* EXERCISE DIRECTIONS
Going through the data below, please show each line containing the string "cache".

┄┄┄┄┄┄┄┄┄┄┄┄┄┄┄┄┄┄┄┄

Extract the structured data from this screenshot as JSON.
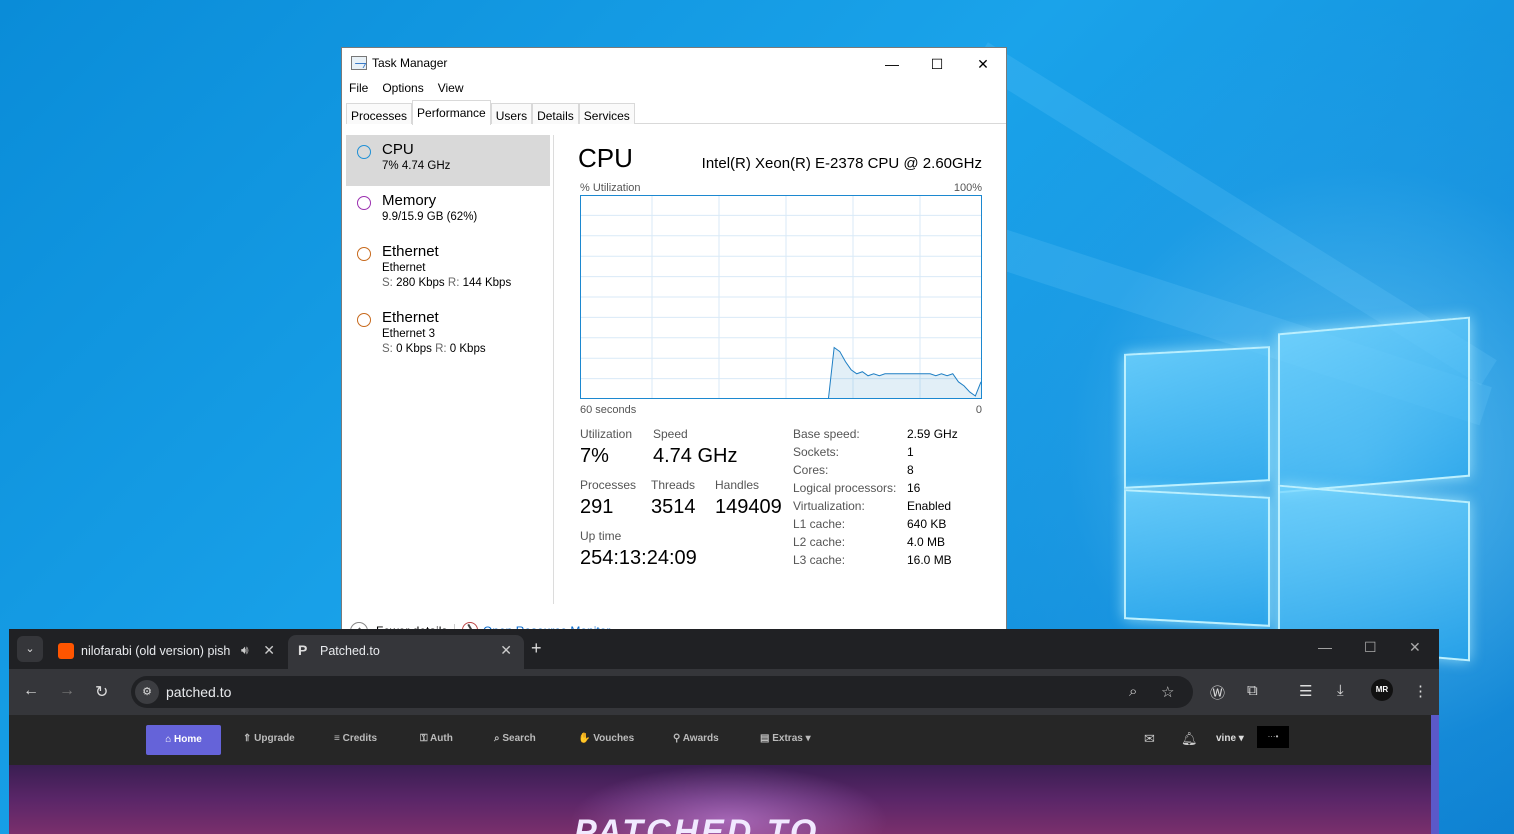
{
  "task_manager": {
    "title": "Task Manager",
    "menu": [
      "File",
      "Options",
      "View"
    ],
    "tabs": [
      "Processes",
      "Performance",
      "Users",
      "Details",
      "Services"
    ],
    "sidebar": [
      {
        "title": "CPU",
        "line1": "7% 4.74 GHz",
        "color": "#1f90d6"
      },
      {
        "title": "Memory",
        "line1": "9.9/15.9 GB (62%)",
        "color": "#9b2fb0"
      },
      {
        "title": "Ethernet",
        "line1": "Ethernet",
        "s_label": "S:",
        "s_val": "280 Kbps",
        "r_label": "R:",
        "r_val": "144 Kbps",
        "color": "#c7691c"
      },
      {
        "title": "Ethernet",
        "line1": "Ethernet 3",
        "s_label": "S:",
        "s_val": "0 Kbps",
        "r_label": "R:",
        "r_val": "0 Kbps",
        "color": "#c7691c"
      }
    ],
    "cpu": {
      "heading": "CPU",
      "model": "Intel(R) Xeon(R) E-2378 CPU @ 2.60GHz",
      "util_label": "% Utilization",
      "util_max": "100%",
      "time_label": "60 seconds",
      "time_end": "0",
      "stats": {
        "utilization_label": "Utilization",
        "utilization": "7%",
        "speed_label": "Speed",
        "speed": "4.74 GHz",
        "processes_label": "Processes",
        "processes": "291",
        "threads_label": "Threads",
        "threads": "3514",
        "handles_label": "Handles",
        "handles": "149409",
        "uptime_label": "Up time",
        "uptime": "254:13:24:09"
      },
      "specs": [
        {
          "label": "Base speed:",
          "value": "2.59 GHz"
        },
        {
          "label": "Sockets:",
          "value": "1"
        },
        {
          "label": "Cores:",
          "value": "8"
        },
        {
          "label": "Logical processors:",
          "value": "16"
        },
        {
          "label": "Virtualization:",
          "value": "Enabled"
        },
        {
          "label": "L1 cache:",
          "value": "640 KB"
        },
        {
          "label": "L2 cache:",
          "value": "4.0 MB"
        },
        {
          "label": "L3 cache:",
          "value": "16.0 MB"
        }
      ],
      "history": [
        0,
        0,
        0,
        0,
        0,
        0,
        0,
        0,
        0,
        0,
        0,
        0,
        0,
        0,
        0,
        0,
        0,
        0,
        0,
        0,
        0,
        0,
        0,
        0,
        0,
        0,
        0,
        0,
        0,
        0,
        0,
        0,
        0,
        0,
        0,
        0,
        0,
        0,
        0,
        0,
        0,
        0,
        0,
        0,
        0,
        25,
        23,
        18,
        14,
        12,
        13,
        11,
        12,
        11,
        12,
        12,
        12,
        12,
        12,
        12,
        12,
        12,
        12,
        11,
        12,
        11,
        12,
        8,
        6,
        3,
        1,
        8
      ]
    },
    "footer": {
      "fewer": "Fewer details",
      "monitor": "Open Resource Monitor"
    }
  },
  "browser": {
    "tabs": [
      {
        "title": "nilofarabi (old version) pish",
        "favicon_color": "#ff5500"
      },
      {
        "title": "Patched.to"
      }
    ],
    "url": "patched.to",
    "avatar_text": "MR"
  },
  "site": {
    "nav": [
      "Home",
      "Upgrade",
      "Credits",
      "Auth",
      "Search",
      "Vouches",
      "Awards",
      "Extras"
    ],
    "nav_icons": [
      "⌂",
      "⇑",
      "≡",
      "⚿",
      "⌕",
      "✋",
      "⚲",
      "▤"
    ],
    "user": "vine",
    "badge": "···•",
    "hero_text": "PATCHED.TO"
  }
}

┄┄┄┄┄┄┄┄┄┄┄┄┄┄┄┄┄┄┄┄

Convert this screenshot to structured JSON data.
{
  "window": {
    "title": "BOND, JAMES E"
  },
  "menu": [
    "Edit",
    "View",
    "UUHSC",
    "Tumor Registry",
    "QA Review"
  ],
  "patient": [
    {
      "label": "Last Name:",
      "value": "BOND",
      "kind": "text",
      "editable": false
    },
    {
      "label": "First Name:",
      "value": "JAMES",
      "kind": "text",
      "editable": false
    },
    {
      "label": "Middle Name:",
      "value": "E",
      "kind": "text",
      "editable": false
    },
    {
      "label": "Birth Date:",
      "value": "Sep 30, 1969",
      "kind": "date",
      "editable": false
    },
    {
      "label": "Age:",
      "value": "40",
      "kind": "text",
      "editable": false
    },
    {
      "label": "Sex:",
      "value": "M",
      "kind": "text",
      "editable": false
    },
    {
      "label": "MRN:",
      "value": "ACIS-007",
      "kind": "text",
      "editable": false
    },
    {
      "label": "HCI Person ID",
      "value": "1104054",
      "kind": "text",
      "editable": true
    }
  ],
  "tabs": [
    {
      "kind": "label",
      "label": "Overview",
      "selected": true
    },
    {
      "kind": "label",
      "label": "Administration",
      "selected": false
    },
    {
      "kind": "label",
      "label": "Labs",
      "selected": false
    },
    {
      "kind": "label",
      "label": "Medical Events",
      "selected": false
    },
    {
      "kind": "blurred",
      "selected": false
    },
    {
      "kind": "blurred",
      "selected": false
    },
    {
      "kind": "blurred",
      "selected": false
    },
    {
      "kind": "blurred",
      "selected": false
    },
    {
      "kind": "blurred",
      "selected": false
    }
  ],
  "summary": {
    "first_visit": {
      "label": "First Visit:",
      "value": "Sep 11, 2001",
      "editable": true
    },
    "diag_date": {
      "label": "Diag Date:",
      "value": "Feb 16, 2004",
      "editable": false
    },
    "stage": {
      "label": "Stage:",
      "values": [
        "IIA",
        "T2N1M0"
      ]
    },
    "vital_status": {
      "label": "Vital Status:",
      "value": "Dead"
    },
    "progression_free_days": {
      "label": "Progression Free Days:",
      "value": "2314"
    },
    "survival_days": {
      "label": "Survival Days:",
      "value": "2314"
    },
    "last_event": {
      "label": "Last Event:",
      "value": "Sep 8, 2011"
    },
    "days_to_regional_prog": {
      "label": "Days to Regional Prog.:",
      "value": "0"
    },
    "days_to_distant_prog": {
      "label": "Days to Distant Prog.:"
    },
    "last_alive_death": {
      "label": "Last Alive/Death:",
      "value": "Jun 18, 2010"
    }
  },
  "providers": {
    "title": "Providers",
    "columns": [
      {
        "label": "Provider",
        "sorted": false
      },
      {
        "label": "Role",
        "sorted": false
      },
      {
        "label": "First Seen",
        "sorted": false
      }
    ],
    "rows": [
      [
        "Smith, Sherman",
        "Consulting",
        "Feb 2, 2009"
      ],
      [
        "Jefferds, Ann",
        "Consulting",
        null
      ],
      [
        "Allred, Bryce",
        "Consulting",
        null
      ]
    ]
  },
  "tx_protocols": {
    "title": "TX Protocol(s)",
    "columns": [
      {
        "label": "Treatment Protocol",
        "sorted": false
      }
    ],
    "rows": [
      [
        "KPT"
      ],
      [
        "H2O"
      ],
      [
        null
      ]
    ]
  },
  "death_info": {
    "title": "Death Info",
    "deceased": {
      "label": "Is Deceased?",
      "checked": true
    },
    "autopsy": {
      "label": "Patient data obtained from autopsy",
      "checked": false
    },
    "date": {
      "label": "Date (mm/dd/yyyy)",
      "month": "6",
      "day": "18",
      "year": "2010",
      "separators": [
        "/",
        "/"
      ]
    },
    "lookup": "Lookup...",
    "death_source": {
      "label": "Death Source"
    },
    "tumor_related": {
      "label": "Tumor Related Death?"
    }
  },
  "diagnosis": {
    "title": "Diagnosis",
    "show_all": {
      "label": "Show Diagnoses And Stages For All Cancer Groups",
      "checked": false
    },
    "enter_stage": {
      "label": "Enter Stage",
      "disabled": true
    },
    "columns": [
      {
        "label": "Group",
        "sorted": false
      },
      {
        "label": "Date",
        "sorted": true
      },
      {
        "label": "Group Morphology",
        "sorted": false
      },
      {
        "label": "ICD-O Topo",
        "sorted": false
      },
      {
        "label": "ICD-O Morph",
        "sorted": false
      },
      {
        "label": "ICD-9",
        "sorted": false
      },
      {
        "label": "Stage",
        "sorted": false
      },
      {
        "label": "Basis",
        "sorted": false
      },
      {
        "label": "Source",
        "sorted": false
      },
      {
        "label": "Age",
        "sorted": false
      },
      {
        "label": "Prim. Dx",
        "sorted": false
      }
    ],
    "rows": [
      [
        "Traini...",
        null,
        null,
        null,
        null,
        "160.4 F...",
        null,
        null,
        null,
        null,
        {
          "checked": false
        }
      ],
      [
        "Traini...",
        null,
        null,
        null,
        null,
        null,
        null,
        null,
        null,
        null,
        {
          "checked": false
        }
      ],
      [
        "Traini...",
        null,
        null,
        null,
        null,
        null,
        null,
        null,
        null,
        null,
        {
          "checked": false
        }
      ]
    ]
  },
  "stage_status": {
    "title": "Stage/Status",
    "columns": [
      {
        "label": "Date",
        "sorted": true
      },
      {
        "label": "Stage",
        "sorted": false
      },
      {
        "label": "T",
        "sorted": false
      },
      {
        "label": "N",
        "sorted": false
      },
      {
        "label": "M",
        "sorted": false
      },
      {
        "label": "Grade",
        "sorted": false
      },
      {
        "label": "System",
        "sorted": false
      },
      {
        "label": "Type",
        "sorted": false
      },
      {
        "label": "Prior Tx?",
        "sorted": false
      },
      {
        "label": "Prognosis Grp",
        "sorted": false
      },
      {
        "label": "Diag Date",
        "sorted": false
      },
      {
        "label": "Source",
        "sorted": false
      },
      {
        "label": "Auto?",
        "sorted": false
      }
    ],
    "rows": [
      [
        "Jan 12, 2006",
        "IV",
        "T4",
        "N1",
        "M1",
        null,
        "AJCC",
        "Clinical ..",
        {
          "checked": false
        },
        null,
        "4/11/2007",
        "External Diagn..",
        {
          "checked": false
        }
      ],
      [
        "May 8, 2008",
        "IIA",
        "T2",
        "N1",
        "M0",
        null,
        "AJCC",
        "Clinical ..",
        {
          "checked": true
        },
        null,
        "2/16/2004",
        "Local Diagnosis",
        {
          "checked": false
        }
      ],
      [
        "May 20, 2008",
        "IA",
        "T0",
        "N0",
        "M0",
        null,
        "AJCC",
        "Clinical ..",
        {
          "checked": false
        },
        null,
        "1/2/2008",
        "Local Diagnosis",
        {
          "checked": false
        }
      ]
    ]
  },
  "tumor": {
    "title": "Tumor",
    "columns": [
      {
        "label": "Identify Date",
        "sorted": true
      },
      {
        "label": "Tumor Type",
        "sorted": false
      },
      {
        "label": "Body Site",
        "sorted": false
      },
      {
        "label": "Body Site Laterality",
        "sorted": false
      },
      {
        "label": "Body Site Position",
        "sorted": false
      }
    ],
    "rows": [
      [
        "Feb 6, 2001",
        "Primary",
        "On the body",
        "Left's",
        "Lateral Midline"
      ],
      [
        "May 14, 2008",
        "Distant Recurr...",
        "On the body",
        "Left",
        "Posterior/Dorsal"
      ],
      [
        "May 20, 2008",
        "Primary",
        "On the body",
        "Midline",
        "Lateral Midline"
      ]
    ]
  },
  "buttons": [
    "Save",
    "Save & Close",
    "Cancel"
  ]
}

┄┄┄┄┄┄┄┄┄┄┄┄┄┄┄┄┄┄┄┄

* RESPONSE TO THE EXERCISE
          "label": "L1 cache:",
          "label": "L2 cache:",
          "label": "L3 cache:",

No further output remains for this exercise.